Univ. of New Hampshire, Ball State Make Green Plans

Univ. of New Hampshire, Ball State Make Green Plans

Two universities this week announced significant programs to reduce emissions and increase sustainability on their campuses.

UNH announced a partnership with Waste Management to pipe landfill gas to power its Durham campus, and Ball State committed to becoming carbon neutral under the Presidents' Climate Commitment.

Under its EcoLine project, created in cooperation with Waste Management, UNH will be the first school in the nation to use landfill gas as its main source of energy, according to a statement issued by the school. Ecoline will pipe purified natural gas from Waste Management's Rochester landfill, and will replace standard natural gas as the source of as much as 85 percent of the campus's energy.

Waste Management and UNH will begin work on the Rochester gas processing plant to purify the gas, and start building a 12.7-mile underground pipeline to transport the gas to campus. Work is expected to be completed by the fall of 2008. The EcoLine project is the latest in a series of landfill gas-to-energy projects announced by Waste Management. The company says it has planned 60 renewable energy facilities that will generate more than 700 megawatts of renewable energy per year.

Also this week, Ball State University in Muncie, Ind., announced that it would seek to go carbon neutral as part of its affiliation with the American College & University Presidents Climate Commitment. In joining the 342 other schools that have signed the Commitment, Ball State will develop a comprehensive plan to reduce greenhouse gas emissions across the campus's operations.

Among the steps the school has already taken to reduce its environmental impact, Ball State will open the doors this fall on two LEED-certified green buildings on campus, and is already at work on replacing its older, coal-fired boilers and water chillers with a state-of-the-art system that will run cleaner and be much more energy efficient.

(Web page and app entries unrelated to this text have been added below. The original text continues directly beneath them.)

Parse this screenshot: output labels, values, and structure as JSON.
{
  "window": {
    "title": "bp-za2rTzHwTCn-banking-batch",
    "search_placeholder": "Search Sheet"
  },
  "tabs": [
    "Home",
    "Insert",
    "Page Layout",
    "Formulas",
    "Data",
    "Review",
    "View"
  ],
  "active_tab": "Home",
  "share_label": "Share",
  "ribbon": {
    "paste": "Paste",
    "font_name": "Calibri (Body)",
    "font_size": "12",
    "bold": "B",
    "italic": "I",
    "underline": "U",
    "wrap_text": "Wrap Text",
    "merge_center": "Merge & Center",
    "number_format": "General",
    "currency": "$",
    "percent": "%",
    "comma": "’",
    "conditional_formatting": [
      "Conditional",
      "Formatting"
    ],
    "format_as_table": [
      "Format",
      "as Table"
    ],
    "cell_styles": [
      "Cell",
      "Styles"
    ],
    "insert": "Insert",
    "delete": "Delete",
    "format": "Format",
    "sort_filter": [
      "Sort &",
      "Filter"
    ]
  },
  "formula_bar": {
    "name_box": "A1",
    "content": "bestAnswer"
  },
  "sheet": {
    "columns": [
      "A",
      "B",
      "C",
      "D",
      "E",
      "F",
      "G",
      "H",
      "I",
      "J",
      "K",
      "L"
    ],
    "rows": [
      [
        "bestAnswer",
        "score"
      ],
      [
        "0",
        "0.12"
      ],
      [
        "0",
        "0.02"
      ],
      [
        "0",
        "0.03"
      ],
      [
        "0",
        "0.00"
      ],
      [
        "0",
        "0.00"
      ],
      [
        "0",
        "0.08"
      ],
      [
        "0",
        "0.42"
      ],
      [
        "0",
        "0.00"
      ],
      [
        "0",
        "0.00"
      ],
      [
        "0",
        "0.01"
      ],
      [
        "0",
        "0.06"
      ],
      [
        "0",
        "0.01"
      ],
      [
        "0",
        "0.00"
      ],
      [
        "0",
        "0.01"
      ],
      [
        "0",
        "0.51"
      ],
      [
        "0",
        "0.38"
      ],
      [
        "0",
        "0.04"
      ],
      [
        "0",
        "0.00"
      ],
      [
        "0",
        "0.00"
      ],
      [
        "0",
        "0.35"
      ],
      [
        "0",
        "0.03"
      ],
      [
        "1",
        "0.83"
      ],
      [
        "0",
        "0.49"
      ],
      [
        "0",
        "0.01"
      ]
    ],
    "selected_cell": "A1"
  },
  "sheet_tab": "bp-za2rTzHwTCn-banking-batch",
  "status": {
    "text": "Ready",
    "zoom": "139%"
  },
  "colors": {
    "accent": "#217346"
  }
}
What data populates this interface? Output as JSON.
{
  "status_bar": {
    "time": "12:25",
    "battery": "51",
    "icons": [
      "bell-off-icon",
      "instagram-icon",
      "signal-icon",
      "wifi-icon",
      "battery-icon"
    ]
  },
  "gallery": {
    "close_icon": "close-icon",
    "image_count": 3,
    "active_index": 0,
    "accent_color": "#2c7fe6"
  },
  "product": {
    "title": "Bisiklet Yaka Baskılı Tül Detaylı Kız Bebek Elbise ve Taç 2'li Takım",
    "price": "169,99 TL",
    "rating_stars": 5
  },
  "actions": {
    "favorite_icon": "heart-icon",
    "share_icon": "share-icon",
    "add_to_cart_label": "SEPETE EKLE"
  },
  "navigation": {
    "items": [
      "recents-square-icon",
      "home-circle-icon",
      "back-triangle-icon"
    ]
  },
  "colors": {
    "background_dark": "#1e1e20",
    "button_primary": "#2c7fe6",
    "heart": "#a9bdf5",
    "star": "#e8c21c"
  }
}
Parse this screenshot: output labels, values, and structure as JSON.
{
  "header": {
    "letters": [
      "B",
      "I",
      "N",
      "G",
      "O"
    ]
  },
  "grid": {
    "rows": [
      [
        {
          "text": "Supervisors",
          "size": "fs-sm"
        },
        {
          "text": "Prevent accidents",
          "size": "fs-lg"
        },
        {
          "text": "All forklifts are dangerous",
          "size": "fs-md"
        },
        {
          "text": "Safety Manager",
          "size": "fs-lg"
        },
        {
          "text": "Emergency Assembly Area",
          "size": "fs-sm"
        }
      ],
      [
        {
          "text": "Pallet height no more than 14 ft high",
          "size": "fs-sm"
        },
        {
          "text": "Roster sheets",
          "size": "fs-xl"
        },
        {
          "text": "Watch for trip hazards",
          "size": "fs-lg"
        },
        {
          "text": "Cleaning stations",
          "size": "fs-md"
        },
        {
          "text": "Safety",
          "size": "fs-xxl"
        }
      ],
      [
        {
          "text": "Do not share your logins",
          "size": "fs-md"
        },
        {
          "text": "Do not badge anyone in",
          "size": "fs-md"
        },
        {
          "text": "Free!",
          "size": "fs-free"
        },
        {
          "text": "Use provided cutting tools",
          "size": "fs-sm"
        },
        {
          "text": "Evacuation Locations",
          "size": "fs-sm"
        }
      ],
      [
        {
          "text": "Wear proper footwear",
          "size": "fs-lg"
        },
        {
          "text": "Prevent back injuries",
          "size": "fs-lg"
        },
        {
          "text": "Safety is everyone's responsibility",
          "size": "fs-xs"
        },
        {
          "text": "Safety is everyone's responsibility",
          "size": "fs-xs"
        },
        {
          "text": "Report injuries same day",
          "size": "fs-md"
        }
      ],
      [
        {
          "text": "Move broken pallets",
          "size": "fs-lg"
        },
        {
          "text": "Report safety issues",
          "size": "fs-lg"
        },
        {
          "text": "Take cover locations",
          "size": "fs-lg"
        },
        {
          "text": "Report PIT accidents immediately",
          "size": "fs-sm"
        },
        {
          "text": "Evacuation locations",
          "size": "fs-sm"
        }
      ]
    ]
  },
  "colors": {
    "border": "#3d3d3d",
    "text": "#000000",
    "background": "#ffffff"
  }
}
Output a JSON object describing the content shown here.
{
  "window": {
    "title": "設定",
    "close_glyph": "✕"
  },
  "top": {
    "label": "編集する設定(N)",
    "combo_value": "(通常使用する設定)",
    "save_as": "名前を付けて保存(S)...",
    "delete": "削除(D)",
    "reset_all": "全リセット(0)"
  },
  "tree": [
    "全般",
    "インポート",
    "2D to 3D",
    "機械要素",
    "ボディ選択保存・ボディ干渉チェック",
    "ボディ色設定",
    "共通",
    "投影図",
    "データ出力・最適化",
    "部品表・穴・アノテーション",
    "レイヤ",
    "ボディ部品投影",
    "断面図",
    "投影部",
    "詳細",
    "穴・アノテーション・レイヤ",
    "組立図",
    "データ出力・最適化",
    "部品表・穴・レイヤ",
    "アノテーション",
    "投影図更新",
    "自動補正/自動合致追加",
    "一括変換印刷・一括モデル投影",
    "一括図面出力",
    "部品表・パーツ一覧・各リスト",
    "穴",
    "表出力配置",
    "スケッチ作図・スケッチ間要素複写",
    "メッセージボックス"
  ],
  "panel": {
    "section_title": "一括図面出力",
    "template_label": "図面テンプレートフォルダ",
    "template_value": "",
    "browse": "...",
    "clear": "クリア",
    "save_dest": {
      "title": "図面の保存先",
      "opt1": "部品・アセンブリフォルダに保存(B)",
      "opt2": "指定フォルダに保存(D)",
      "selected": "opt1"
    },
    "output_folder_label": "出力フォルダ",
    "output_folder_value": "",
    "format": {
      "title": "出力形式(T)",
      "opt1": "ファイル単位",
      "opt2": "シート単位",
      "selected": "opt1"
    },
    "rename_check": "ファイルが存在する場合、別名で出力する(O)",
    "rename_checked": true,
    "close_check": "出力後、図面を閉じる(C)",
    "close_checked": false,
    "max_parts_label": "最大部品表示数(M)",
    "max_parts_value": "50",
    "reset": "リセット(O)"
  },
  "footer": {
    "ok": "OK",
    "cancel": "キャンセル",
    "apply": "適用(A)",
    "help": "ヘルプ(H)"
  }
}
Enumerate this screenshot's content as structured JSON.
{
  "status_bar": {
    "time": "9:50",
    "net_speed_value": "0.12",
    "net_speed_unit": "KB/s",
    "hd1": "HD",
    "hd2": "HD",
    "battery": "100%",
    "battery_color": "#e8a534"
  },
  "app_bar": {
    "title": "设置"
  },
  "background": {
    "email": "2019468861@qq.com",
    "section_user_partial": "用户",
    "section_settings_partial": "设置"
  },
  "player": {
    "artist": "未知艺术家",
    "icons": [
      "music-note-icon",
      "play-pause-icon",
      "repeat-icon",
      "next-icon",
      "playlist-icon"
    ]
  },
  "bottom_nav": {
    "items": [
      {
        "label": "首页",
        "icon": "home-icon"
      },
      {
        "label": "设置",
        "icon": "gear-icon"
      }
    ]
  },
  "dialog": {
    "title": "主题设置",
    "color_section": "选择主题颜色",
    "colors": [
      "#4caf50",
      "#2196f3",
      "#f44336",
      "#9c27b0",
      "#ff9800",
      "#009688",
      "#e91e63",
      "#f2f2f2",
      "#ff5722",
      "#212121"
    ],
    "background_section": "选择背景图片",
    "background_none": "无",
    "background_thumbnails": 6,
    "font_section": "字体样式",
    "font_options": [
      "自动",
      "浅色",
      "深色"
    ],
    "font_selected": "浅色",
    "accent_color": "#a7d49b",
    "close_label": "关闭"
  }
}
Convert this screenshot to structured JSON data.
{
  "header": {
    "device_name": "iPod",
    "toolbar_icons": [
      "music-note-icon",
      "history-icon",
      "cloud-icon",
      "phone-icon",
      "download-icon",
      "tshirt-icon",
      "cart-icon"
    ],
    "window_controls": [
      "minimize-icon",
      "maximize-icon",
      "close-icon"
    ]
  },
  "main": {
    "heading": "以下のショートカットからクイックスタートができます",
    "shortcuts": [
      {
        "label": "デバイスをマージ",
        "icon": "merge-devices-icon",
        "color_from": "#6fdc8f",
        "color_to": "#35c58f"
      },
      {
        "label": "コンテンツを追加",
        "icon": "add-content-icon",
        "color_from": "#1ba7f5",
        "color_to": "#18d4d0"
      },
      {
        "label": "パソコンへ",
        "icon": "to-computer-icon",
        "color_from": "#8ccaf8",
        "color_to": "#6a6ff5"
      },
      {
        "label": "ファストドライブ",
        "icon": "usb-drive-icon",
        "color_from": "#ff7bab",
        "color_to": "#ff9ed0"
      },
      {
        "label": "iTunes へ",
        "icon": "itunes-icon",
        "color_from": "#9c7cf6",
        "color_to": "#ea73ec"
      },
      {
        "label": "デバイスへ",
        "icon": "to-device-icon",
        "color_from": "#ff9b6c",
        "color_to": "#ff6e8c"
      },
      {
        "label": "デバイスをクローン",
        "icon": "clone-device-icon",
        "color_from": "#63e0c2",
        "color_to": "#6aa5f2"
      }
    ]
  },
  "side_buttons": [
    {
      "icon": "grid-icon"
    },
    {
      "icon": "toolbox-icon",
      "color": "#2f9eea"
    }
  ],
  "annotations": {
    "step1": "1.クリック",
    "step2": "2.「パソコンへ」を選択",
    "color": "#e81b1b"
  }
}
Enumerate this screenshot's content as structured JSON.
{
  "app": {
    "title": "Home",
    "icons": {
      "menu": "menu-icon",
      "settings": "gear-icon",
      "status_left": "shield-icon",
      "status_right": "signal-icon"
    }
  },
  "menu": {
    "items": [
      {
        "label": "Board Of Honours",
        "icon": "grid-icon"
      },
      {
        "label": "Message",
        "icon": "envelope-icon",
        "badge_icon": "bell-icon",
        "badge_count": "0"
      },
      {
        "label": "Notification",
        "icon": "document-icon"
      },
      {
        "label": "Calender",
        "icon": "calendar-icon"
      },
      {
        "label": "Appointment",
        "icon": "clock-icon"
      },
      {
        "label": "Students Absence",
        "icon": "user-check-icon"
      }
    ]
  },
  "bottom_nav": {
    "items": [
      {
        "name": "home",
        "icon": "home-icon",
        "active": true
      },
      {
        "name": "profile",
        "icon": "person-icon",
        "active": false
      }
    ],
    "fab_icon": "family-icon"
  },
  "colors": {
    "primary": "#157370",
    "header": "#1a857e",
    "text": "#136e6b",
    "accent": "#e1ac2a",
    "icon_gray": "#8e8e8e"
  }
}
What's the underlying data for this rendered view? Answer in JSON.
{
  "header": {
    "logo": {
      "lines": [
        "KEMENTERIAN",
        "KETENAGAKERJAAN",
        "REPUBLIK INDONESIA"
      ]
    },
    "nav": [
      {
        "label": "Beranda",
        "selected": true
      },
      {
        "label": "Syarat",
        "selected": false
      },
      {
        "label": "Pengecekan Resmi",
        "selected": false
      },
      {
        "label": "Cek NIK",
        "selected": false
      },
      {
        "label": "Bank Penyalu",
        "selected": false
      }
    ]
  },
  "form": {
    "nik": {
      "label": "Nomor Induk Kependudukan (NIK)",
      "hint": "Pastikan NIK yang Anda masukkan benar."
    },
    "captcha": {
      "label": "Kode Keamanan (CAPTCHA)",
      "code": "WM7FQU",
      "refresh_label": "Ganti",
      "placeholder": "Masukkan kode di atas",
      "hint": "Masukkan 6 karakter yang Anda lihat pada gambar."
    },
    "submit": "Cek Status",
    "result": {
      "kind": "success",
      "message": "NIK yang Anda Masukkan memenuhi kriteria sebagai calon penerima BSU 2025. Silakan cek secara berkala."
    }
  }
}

"There are 476,000 universities in the country and they have the ability to have an enormous effect on the environment by doing things like reducing carbon, recycling, and conserving energy and water," Kevin Koester, the director of Ball State's Center for Energy Research, Education and Service, told the BSU Daily News.